### THE TASK
Look for the word "автоматически" in the data below, and copy every line that holds it.

### RECORDS FOR THIS EXERCISE
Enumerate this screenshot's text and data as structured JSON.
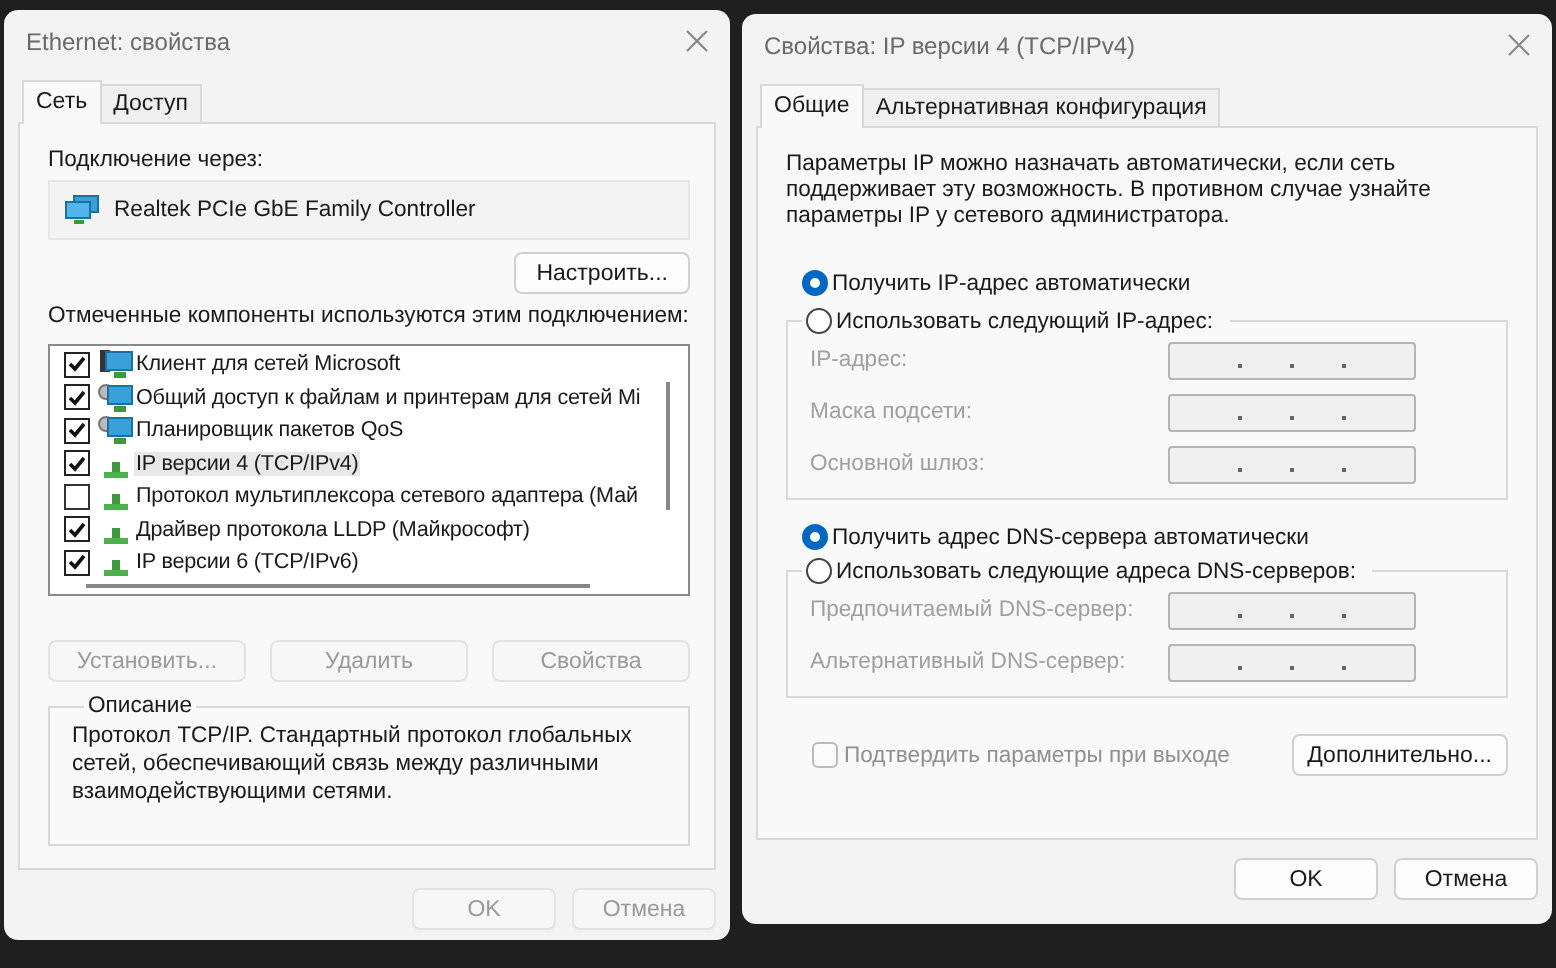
{
  "ethernet_window": {
    "title": "Ethernet: свойства",
    "tabs": [
      {
        "label": "Сеть",
        "selected": true
      },
      {
        "label": "Доступ",
        "selected": false
      }
    ],
    "connect_label": "Подключение через:",
    "adapter": "Realtek PCIe GbE Family Controller",
    "configure_button": "Настроить...",
    "components_label": "Отмеченные компоненты используются этим подключением:",
    "components": [
      {
        "label": "Клиент для сетей Microsoft",
        "checked": true,
        "selected": false,
        "kind": "client"
      },
      {
        "label": "Общий доступ к файлам и принтерам для сетей Mi",
        "checked": true,
        "selected": false,
        "kind": "service"
      },
      {
        "label": "Планировщик пакетов QoS",
        "checked": true,
        "selected": false,
        "kind": "service"
      },
      {
        "label": "IP версии 4 (TCP/IPv4)",
        "checked": true,
        "selected": true,
        "kind": "protocol"
      },
      {
        "label": "Протокол мультиплексора сетевого адаптера (Май",
        "checked": false,
        "selected": false,
        "kind": "protocol"
      },
      {
        "label": "Драйвер протокола LLDP (Майкрософт)",
        "checked": true,
        "selected": false,
        "kind": "protocol"
      },
      {
        "label": "IP версии 6 (TCP/IPv6)",
        "checked": true,
        "selected": false,
        "kind": "protocol"
      }
    ],
    "action_buttons": [
      {
        "label": "Установить...",
        "disabled": true
      },
      {
        "label": "Удалить",
        "disabled": true
      },
      {
        "label": "Свойства",
        "disabled": true
      }
    ],
    "description": {
      "title": "Описание",
      "text": "Протокол TCP/IP. Стандартный протокол глобальных сетей, обеспечивающий связь между различными взаимодействующими сетями."
    },
    "buttons": [
      {
        "label": "OK",
        "disabled": true
      },
      {
        "label": "Отмена",
        "disabled": true
      }
    ]
  },
  "ipv4_window": {
    "title": "Свойства: IP версии 4 (TCP/IPv4)",
    "tabs": [
      {
        "label": "Общие",
        "selected": true
      },
      {
        "label": "Альтернативная конфигурация",
        "selected": false
      }
    ],
    "intro": "Параметры IP можно назначать автоматически, если сеть поддерживает эту возможность. В противном случае узнайте параметры IP у сетевого администратора.",
    "ip_options": [
      {
        "label": "Получить IP-адрес автоматически",
        "selected": true
      },
      {
        "label": "Использовать следующий IP-адрес:",
        "selected": false
      }
    ],
    "ip_fields": [
      {
        "label": "IP-адрес:",
        "disabled": true
      },
      {
        "label": "Маска подсети:",
        "disabled": true
      },
      {
        "label": "Основной шлюз:",
        "disabled": true
      }
    ],
    "dns_options": [
      {
        "label": "Получить адрес DNS-сервера автоматически",
        "selected": true
      },
      {
        "label": "Использовать следующие адреса DNS-серверов:",
        "selected": false
      }
    ],
    "dns_fields": [
      {
        "label": "Предпочитаемый DNS-сервер:",
        "disabled": true
      },
      {
        "label": "Альтернативный DNS-сервер:",
        "disabled": true
      }
    ],
    "confirm_checkbox": {
      "label": "Подтвердить параметры при выходе",
      "checked": false,
      "disabled": true
    },
    "advanced_button": "Дополнительно...",
    "buttons": [
      {
        "label": "OK",
        "disabled": false
      },
      {
        "label": "Отмена",
        "disabled": false
      }
    ]
  }
}
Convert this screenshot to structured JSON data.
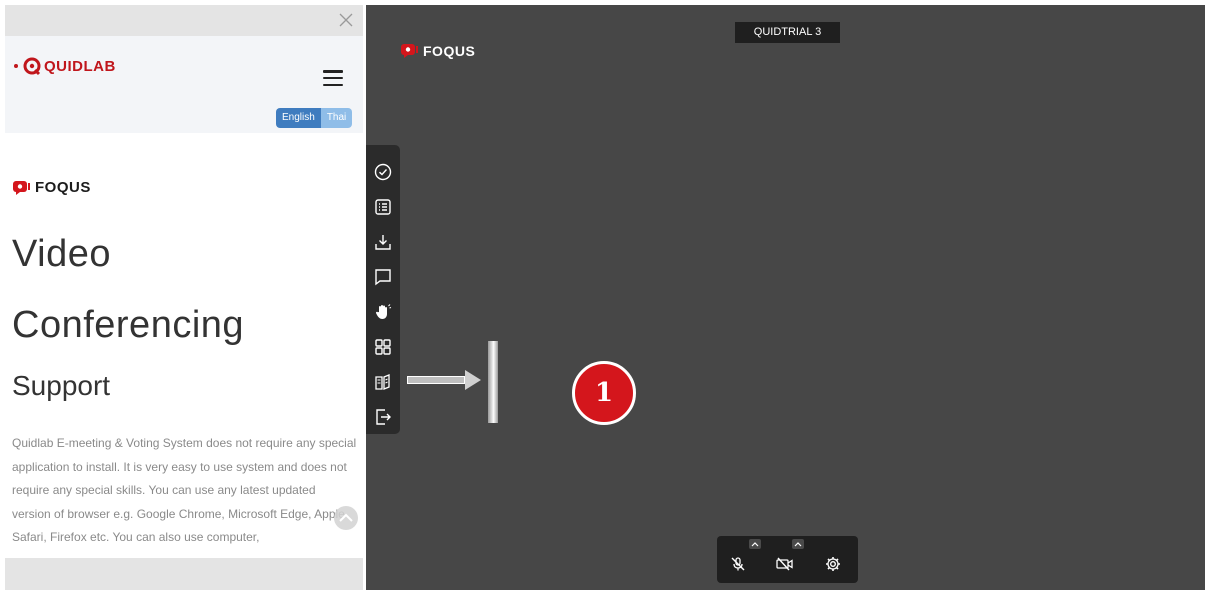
{
  "side_panel": {
    "brand_name": "QUIDLAB",
    "language": {
      "english": "English",
      "thai": "Thai"
    },
    "product_logo": "FOQUS",
    "heading_line1": "Video",
    "heading_line2": "Conferencing",
    "subheading": "Support",
    "body": "Quidlab E-meeting & Voting System does not require any special application to install. It is very easy to use system and does not require any special skills. You can use any latest updated version of browser e.g. Google Chrome, Microsoft Edge, Apple Safari, Firefox etc. You can also use computer,"
  },
  "main": {
    "meeting_title": "QUIDTRIAL 3",
    "product_logo": "FOQUS",
    "step_badge": "1"
  },
  "toolbar_icons": [
    "check-circle-icon",
    "list-icon",
    "download-icon",
    "chat-icon",
    "raise-hand-icon",
    "grid-icon",
    "book-icon",
    "exit-icon"
  ],
  "controls_icons": [
    "mic-off-icon",
    "camera-off-icon",
    "settings-gear-icon"
  ],
  "colors": {
    "brand_red": "#d4161c",
    "main_background": "#474747",
    "toolbar_background": "#2b2b2b",
    "language_english": "#3f7cbf",
    "language_thai": "#8fbde8"
  }
}
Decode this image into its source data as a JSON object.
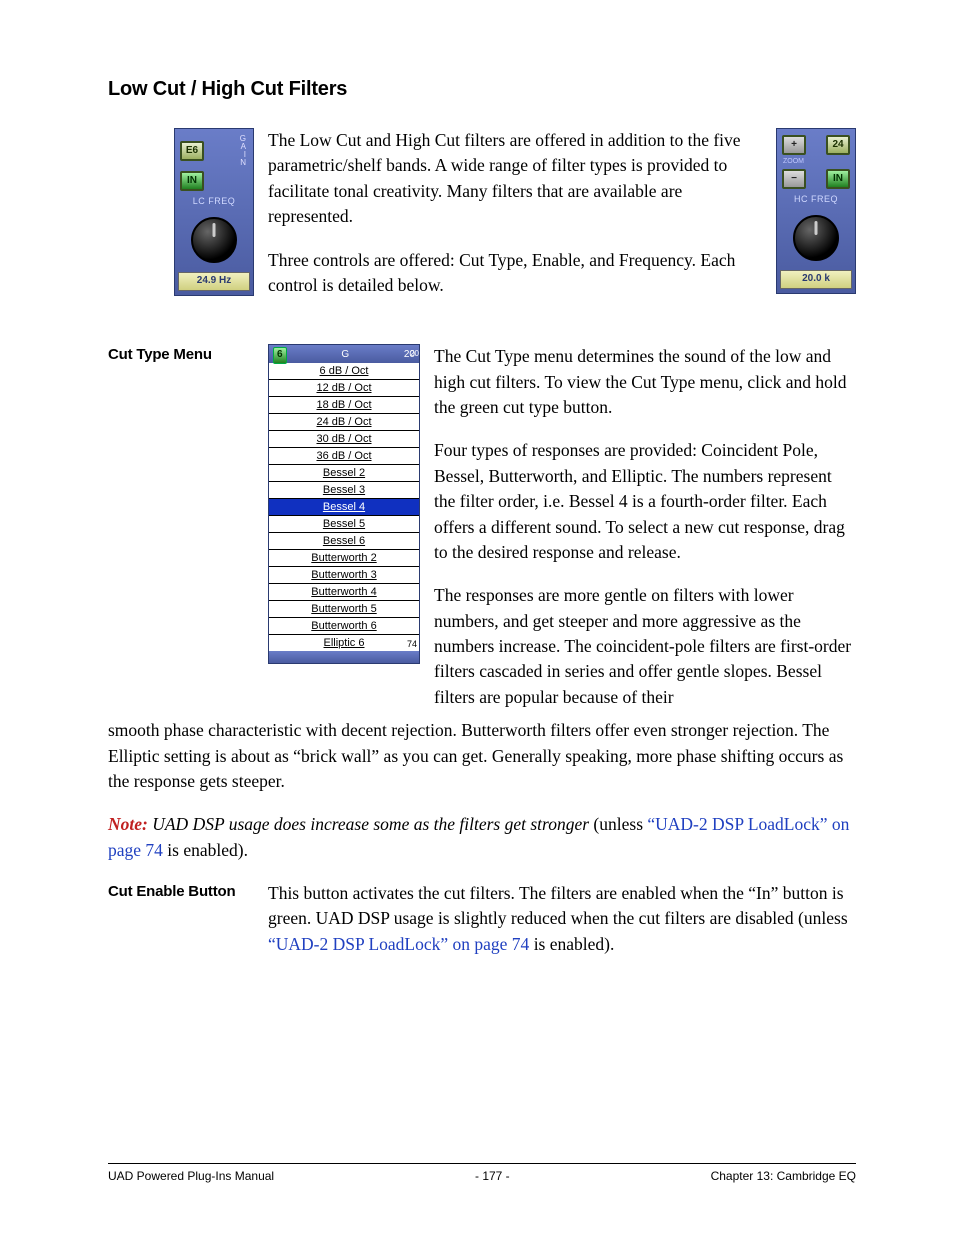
{
  "heading": "Low Cut / High Cut Filters",
  "plugin_lc": {
    "btn_type": "E6",
    "btn_in": "IN",
    "gain": "G\nA\nI\nN",
    "label": "LC FREQ",
    "value": "24.9 Hz"
  },
  "plugin_hc": {
    "btn_plus": "+",
    "btn_minus": "−",
    "btn_24": "24",
    "btn_in": "IN",
    "zoom": "ZOOM",
    "label": "HC FREQ",
    "value": "20.0 k"
  },
  "intro": {
    "p1": "The Low Cut and High Cut filters are offered in addition to the five parametric/shelf bands. A wide range of filter types is provided to facilitate tonal creativity. Many filters that are available are represented.",
    "p2": "Three controls are offered: Cut Type, Enable, and Frequency. Each control is detailed below."
  },
  "cuttype": {
    "title": "Cut Type Menu",
    "menu_header_6": "6",
    "menu_header_g": "G",
    "menu_header_20": "20",
    "menu_header_20s": "20",
    "items": [
      "6 dB / Oct",
      "12 dB / Oct",
      "18 dB / Oct",
      "24 dB / Oct",
      "30 dB / Oct",
      "36 dB / Oct",
      "Bessel 2",
      "Bessel 3",
      "Bessel 4",
      "Bessel 5",
      "Bessel 6",
      "Butterworth 2",
      "Butterworth 3",
      "Butterworth 4",
      "Butterworth 5",
      "Butterworth 6",
      "Elliptic 6"
    ],
    "selected_index": 8,
    "p1": "The Cut Type menu determines the sound of the low and high cut filters. To view the Cut Type menu, click and hold the green cut type button.",
    "p2": "Four types of responses are provided: Coincident Pole, Bessel, Butterworth, and Elliptic. The numbers represent the filter order, i.e. Bessel 4 is a fourth-order filter. Each offers a different sound. To select a new cut response, drag to the desired response and release.",
    "p3a": "The responses are more gentle on filters with lower numbers, and get steeper and more aggressive as the numbers increase. The coincident-pole filters are first-order filters cascaded in series and offer gentle slopes. Bessel filters are popular because of their",
    "p3b": "smooth phase characteristic with decent rejection. Butterworth filters offer even stronger rejection. The Elliptic setting is about as “brick wall” as you can get. Generally speaking, more phase shifting occurs as the response gets steeper.",
    "note_label": "Note:",
    "note_text_a": " UAD DSP usage does increase some as the filters get stronger ",
    "note_text_unless": "(unless ",
    "note_link": "“UAD-2 DSP LoadLock” on page 74",
    "note_text_b": " is enabled)."
  },
  "cutenable": {
    "title": "Cut Enable Button",
    "p_a": "This button activates the cut filters. The filters are enabled when the “In” button is green. UAD DSP usage is slightly reduced when the cut filters are disabled (unless ",
    "link": "“UAD-2 DSP LoadLock” on page 74",
    "p_b": " is enabled)."
  },
  "footer": {
    "left": "UAD Powered Plug-Ins Manual",
    "center": "- 177 -",
    "right": "Chapter 13: Cambridge EQ"
  }
}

### EXERCISE ANSWER
    "intro": "Параметры IP можно назначать автоматически, если сеть поддерживает эту возможность. В противном случае узнайте параметры IP у сетевого администратора.",
        "label": "Получить IP-адрес автоматически",
        "label": "Получить адрес DNS-сервера автоматически",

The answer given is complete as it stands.